As the Internet of Things emerges from concept to reality, so is the sharing of data from machine to machine and the proliferation of technologies that enable it. This brings to sharp relief important questions about security particularly in an era of increasingly sophisticated cyber attacks.
The stakes are particularly high for critical infrastructure providers – the power grid and oil and gas – where even a minor malfunction has the potential to affect the safety of millions. One Atlanta cyber security firm hoping to lead the way in stopping or at least mitigating these and other threats is NexDefense, a cyber security firm specializing in the protection of industrial control systems (ICS).
At the heart of NexDefense is Sophia, an “industrial anomaly detection system” that monitors for unusual or unauthorized communication patterns and alerts control system operators of any unusual activity. Sophia is unique in that it allows workers to visualize data as it moves back and forth through the network and, over time, is even capable of “white listing” authorized patterns while keeping out others.
Named for the Greek goddess of wisdom, Sophia was originally developed at the Idaho National Laboratory (INL), a nuclear energy research facility owned by the U.S. Federal government, as a joint collaboration between the INL, U.S. Department of Energy and the Battelle Energy Alliance.
When INL put out a bid to commercialize the platform, co-founders Michael Assante and Derek Harp formed NexDefense to secure the exclusive licensing rights. NexDefense won the bid in 2013, and Assante and Harp called on Michael Sayre, with whom they had previously founded LogiKeep in 1997 (now IntelliShield, owned by Cisco) to rejoin the team as CEO. Though originally headquartered in California, the NexDefense team ultimately relocated to Atlanta because of the city’s thriving cyber security industry.
“Sophia’s roots are important because the technologies deployed within, characteristics of, and operating requirements around industrial control system (ICS) networks – especially for critical infrastructure – can differ significantly from traditional enterprise IT networks,” Sayre says. Most enterprise IT solutions, for example, aren’t equipped to look for the kinds of communication patterns that emerge in an ICS.
Catching Up to the Internet of Things

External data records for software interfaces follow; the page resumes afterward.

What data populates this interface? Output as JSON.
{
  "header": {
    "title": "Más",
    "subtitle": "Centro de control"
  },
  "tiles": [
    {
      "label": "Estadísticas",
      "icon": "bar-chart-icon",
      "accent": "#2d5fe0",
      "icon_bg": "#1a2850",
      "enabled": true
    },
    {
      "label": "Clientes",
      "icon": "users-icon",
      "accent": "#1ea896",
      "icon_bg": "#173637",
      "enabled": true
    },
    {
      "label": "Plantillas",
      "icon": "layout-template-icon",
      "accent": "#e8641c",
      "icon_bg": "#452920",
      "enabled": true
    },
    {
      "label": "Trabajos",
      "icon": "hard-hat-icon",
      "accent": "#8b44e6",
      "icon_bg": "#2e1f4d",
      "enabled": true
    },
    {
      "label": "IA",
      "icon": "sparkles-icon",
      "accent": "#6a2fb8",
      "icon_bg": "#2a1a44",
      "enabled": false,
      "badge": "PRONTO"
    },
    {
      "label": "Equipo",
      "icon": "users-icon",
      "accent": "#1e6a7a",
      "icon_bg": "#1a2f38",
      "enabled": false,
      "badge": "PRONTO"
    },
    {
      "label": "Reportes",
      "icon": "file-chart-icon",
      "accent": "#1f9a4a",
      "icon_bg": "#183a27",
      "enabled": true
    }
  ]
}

The rise of the Internet of Things now adds an additional layer of complexity to an industry with an already high level of complexity and therefore expensive to protect and maintain, particularly as infrastructure providers incorporate more smart devices, such as smart meters, into their daily operations. Admittedly, Sayre says, the market is already behind where it should be in terms of protecting those assets.
“That creates major challenges for critical infrastructure providers trying to protect their industrial control systems and operations with massive new numbers of devices introducing new vulnerabilities and threats into their networks at an increasing rate,” Sayre says. “It also creates major challenges for cyber security companies who need to develop broader solutions at an increasing pace in order to gain ground on both inadvertent and malicious threats to their customers operations.”
To address those challenges, he says critical infrastructure providers and cyber security companies will need to properly prioritize and fill the most dangerous security gaps first, and increase their investments in the necessary tools to prevent, detect and respond to damages caused by potential attacks. Naturally, he adds, NexDefense aims to be a leader in that effort.
NexDefense is already showing signs that it is gaining traction in that regard. Following a successful beta program in 2014, the startup completed a $2.4 million seed round in November, adding cyber security veteran Tom Noonan to their board of directors in the process. Later that month, Sophia was released to the public and in December NexDefense completed its first sale. Based in the Atlanta Tech Village, NexDefense currently employs 20 but Sayre says he hopes to double that by the end of the year. NexDefense also presented at the 2014 Venture Atlanta conference last October.
In addition to building out his team, Sayre says he hopes to close a Series A round this year, as well as boost sales and expand the Sophia platform’s current offerings.
Photo Credit: Ivan Plata via Flickr
FEBRUARY 2015 NEWSLETTER